Saved entries
-------
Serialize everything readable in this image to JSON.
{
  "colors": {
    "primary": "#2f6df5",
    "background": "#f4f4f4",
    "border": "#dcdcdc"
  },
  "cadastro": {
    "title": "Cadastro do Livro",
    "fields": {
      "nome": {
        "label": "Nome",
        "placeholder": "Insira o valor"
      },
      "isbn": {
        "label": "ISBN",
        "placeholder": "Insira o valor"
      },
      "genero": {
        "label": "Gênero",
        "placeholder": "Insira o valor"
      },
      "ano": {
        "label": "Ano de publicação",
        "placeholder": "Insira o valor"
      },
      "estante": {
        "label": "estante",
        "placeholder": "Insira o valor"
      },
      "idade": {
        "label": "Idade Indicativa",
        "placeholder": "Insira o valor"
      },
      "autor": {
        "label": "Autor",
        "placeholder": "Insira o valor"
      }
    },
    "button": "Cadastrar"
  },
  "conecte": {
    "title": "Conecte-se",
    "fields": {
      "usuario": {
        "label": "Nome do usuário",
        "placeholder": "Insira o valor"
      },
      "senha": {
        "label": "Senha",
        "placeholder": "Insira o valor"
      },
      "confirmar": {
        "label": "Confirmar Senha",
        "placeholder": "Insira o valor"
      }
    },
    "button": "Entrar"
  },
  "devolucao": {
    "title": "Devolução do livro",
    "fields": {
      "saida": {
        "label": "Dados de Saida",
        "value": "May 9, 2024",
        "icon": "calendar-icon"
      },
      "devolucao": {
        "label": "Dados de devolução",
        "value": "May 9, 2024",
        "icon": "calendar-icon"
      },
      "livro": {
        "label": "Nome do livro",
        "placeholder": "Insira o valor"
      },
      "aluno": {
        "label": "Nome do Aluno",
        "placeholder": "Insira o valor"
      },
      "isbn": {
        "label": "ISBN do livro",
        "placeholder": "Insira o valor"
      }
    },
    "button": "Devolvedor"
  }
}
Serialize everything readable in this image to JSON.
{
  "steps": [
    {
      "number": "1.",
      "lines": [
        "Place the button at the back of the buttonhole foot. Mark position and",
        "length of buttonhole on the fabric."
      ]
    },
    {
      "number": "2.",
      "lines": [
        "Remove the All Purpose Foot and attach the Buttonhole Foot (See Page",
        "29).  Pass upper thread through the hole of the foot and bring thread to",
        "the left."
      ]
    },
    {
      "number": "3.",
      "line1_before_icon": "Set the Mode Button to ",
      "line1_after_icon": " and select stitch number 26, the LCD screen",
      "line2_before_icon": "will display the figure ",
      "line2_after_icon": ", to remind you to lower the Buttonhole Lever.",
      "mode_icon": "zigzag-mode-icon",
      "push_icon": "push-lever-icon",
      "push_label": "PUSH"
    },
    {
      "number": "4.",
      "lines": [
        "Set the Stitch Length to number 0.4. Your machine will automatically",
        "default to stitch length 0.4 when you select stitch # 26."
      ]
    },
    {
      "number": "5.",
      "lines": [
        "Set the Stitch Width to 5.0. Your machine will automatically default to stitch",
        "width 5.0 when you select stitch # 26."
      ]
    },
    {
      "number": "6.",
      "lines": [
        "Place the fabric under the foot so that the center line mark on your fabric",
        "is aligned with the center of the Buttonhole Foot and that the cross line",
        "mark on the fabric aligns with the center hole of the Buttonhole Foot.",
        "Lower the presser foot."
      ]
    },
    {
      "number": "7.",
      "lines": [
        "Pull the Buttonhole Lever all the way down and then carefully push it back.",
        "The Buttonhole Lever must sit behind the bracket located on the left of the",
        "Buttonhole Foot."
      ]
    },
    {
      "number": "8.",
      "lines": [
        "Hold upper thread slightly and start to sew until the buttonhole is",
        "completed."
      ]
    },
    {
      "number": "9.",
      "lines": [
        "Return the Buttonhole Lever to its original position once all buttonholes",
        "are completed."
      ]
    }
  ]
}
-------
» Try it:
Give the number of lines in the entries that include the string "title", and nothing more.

» Task solution:
3